“Mirror neurons” are a neuron population that exists in our brain and displays an extraordinary property.
They are triggered both when performing an action and when observing another individual performing the same action.
Mirror neurons therefore allow us to realize what others are doing and understand their intentions, for the very reason that they allow us to experience what we are observing firsthand, as if we were performing that action ourselves.
Of course, we only partly experience the things we observe, as the mirror neurons are triggered and prepare us for action by activating all the neuron populations required for its performance. Performance itself, however, remains at a potential level, as our body does not implement it unless we deliberately decide to carry out the action we are witnessing.
This is only part of the work mirror neurons do. This particular work—involving the motor system—was the first to be discovered. Even more surprising, mirror neurons also exist in the brain areas that are in charge of emotions.

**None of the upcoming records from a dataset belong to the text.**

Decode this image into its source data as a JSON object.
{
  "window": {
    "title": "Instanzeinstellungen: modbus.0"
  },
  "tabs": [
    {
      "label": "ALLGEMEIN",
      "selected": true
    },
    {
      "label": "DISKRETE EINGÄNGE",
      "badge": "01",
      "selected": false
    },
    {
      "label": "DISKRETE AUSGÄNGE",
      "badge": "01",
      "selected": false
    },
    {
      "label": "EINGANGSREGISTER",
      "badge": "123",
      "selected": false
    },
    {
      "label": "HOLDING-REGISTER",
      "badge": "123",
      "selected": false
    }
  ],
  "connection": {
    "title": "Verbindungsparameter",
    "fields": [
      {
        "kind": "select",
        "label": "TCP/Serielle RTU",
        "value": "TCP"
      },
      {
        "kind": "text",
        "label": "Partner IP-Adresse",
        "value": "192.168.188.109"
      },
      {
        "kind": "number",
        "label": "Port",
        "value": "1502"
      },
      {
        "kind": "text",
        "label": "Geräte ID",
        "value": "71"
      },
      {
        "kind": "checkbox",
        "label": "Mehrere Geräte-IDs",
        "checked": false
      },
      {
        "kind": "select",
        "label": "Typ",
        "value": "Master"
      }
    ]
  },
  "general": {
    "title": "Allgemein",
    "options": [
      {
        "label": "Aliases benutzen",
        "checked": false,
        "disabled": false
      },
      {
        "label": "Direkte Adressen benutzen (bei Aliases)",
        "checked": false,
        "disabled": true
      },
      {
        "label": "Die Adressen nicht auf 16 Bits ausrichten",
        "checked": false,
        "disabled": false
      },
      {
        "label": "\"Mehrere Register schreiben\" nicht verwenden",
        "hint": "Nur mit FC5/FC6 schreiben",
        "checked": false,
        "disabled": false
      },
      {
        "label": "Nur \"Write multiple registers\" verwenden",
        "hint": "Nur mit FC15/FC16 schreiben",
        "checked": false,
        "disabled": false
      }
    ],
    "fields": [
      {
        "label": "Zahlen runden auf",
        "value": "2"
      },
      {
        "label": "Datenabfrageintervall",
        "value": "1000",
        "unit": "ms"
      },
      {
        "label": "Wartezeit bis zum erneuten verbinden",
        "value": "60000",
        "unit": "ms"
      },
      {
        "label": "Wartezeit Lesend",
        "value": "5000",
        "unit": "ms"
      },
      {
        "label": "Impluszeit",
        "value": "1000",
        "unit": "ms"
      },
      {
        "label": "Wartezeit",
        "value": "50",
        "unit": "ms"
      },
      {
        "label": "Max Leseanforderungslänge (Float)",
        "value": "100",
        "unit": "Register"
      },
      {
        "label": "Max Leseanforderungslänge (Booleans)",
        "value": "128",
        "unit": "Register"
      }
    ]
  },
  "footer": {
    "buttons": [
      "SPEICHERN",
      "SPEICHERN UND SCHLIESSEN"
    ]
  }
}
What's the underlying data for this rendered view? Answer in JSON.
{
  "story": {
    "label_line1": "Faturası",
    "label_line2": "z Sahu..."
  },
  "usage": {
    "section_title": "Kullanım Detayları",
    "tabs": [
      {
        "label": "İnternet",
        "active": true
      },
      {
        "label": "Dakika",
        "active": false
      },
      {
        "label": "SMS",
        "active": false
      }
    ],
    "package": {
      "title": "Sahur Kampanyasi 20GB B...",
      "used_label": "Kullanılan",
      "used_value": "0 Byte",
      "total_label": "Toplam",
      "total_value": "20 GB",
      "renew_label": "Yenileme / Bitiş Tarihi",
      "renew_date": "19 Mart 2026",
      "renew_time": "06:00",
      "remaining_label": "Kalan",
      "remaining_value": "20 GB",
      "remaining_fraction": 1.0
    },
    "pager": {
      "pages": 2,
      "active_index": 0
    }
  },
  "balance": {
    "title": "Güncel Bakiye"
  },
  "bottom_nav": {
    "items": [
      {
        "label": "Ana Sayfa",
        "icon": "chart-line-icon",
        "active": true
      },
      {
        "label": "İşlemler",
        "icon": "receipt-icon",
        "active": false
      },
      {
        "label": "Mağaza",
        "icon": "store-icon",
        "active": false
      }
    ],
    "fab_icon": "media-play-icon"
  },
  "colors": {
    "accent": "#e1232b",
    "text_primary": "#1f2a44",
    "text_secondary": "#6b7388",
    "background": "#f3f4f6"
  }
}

This means that they enable us to recognize other people’s emotions simply by observing them. When we observe somebody else, these mirror neurons are activated and allow us to at least partly feel the emotions that the person we are observing is feeling.
As with the “motor” mirrors, the “empathic” mirrors are triggered both when we experience an emotion and when we observe somebody who is experiencing the same emotion. This extraordinary finding therefore provides the neurophysiological grounds for empathy, which is both understandable and researchable.
The existence of mirror neurons and the way they work in everyday life has countless implications. Let’s focus now on a specific situation: the doctor-patient relationship. In this relationship, empathy is an extremely delicate issue: on one hand we have the needs of the patient, who may be scared and require reassurance; on the other side we have the physician, who needs to be careful not to get too involved in the patient’s suffering in order not to lose clearness of mind.
The problem is often solved by the physician, who simply “breaks off” empathy, by adopting a detached approach, which the patient perceives as cold and cynical. This attitude is understandable, as the discovery of mirror neurons allows us to realize that when we observe another person in pain, pain also arises within ourselves, and for a doctor who spends their entire day with patients this would be unbearable.
Unfortunately, this “forced detachment” resulting from empathy disconnection often leads to attitudes that are traumatic for patients, as it plunges them into a state of distress which certainly cannot benefit their health. The interesting thing is that, thanks to our understanding of how mirror neurons work, we are able to appreciate that what reaches us in the form of emotion when we observe another individual is actually real and powerful, but we can also consider that we are simply “mirroring” the emotions of the person we are watching and that, even if we take part in it, it does not belong to us.
Indeed what wears out and exhausts a physician in the empathic process is excessive involvement, which causes him or her to experience the patient’s emotions as if they were their own. So mirror neurons show us that there is an in-between possibility, a balance, between complete detachment and too much involvement: by remembering that our emotions are the mirror of the person who is communicating with us, we can use this mirror (the empathic mirror system) as a kind of “empathic sense organ” that allows us to gather “neutral” data on the emotional state of the patient and consequently have a chance to also “heal” this emotional state, by using suitable words and tones of voice, case by case, without being affected by sharing the pain, and reducing the patient’s traumas and distress at the same time.
What usually escapes us is the fact that a person’s emotional world—and in this case we are talking about a patient’s—is filled with very important information for the doctor throughout the diagnosis, therapy and recovery stages. This “emotional data” is far too precious—also in view of the bigger picture they can offer about the general condition of a patient—to be ignored due to excessive detachment and cynicism, or to go unnoticed if one loses clearness of mind owing to undue involvement.
The research and understanding of the mechanics of empathy, which have emerged with the discovery of mirror neurons, can provide us with the tools required to develop a better use of empathy itself, by training our ability to grasp the data coming from our empathic mirror system without identifying with it—thus granting us the ability to hold onto a clear-minded vision of what is happening in the inner world of the person we are facing.
Love elephant and want to go steady?
Author: Matteo Rizzato
Editor: Travis May